## Problem
Locate each line in the records containing "JSON". Copy it.

START Entries shown

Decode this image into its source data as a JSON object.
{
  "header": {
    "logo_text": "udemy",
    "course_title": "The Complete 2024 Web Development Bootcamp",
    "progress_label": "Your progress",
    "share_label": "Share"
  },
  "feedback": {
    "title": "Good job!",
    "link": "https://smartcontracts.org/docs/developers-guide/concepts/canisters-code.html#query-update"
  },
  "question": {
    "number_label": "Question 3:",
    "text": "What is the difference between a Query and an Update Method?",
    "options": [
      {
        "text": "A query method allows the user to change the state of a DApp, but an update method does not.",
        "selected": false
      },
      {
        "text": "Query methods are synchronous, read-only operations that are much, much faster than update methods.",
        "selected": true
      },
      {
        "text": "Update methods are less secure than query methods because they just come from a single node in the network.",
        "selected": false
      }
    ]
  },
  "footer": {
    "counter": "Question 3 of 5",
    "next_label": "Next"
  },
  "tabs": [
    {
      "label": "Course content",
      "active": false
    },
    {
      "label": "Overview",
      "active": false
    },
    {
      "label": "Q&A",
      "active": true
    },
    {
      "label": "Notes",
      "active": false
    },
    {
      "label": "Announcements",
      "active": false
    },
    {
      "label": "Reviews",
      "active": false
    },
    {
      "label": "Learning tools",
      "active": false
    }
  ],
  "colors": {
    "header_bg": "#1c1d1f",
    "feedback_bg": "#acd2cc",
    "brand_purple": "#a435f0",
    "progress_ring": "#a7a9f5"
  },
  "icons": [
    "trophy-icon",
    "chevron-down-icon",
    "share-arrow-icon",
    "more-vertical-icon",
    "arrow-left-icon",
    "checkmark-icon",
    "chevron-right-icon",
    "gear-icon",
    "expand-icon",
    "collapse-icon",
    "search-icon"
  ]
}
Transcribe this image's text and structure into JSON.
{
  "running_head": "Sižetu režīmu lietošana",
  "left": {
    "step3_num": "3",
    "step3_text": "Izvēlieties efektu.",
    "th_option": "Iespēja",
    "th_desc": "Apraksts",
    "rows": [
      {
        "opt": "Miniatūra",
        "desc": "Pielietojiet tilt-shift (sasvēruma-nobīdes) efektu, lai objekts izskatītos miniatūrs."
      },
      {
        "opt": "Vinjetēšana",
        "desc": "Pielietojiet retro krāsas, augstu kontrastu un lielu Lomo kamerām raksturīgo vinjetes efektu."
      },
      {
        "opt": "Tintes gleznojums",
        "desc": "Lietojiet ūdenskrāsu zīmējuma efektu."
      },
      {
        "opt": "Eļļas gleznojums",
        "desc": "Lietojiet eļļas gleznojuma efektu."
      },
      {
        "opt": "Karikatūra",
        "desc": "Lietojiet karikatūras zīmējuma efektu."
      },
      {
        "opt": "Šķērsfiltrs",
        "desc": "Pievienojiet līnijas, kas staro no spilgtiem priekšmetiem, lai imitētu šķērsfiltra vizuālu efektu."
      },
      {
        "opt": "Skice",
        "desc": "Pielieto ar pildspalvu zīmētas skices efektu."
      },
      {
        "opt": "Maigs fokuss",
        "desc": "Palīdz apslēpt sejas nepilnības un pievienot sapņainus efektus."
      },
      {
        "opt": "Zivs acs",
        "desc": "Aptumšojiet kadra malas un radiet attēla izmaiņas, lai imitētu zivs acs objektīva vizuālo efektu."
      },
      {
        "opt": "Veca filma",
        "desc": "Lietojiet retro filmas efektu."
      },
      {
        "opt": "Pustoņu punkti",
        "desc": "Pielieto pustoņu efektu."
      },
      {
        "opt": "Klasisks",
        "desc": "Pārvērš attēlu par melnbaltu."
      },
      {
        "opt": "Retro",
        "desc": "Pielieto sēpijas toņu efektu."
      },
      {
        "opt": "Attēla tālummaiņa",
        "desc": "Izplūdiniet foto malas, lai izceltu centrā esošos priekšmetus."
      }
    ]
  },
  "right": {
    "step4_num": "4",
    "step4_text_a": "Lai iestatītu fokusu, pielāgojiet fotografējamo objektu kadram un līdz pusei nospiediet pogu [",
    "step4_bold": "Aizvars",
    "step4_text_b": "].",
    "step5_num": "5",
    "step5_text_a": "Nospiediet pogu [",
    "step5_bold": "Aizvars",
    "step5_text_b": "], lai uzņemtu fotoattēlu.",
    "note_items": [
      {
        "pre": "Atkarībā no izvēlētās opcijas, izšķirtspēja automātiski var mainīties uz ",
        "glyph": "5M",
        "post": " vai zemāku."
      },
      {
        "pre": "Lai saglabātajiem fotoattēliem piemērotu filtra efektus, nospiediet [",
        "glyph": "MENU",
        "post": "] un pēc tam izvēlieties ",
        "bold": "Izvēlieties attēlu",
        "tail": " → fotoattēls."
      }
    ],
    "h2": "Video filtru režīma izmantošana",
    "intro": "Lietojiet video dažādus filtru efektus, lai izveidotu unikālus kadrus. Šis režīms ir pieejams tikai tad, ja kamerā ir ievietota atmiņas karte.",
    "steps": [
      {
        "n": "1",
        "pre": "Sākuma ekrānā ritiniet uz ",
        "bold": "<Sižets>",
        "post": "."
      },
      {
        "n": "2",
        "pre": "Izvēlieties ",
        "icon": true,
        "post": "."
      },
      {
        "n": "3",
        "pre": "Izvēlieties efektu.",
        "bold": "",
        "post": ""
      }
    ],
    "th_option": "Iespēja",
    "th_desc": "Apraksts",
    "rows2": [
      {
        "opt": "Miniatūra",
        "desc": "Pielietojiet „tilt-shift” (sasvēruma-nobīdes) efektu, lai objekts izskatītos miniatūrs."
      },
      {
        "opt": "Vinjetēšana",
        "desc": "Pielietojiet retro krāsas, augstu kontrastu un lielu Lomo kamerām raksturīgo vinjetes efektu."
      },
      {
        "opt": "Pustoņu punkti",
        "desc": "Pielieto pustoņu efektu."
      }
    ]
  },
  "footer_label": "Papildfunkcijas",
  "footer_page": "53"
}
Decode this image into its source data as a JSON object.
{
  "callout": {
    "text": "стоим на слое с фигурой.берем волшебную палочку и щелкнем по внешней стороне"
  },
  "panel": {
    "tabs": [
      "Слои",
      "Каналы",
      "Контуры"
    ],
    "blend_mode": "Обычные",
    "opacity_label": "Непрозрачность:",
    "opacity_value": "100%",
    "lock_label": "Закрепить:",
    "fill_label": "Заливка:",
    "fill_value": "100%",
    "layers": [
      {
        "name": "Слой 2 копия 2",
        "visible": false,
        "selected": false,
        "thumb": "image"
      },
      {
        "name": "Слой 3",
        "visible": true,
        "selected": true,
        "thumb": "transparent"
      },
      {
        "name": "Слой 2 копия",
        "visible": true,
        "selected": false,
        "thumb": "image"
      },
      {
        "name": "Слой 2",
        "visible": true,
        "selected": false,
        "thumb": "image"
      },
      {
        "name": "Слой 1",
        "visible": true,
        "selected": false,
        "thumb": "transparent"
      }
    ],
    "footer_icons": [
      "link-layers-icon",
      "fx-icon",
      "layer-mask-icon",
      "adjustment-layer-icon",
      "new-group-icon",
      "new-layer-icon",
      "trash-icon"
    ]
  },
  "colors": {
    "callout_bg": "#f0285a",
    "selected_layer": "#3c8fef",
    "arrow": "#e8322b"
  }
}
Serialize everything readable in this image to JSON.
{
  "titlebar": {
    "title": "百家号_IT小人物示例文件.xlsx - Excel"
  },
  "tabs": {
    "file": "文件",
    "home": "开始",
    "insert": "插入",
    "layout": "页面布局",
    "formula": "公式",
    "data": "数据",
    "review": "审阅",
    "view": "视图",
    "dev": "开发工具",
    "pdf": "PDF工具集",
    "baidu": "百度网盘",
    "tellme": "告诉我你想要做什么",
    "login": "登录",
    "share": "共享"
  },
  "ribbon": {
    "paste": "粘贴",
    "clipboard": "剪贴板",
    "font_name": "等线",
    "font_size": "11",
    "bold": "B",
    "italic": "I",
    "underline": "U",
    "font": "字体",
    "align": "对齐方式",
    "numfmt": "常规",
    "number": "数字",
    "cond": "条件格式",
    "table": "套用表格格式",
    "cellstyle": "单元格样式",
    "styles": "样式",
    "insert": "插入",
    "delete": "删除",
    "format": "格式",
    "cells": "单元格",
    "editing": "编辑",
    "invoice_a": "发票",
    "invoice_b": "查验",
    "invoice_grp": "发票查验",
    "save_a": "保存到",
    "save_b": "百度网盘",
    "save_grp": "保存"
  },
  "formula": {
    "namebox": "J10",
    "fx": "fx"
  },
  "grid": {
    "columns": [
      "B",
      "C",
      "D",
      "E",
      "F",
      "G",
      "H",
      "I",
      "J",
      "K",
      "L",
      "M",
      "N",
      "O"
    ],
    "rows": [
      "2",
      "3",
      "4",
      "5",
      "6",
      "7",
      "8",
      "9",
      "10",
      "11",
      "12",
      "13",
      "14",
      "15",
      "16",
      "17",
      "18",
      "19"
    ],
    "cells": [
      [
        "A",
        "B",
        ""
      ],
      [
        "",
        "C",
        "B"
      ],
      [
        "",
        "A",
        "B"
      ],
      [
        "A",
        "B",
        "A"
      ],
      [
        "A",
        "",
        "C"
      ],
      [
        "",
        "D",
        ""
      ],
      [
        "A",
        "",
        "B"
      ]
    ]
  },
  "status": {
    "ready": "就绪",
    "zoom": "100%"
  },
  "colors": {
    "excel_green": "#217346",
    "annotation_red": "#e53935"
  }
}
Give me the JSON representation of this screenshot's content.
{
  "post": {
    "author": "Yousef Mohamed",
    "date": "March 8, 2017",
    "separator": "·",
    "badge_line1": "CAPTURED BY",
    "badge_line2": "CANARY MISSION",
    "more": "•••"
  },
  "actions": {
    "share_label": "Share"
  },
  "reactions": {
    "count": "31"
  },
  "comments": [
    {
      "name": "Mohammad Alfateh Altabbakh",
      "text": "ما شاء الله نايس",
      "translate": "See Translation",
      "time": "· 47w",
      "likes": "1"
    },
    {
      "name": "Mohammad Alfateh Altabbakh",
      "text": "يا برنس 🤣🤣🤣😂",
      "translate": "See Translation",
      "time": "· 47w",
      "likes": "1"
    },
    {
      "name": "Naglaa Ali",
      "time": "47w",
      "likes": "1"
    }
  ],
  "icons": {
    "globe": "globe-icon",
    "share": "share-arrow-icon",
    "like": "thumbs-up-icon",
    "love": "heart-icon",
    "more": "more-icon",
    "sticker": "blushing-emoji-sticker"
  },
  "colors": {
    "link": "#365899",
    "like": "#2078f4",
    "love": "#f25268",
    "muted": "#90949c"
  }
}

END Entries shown

## Exercise response
Decode this image into its source data as a JSON object.
Transcribe this image's text and structure into JSON.
Decode this image into its source data as a JSON object.
Serialize everything readable in this image to JSON.
Give me the JSON representation of this screenshot's content.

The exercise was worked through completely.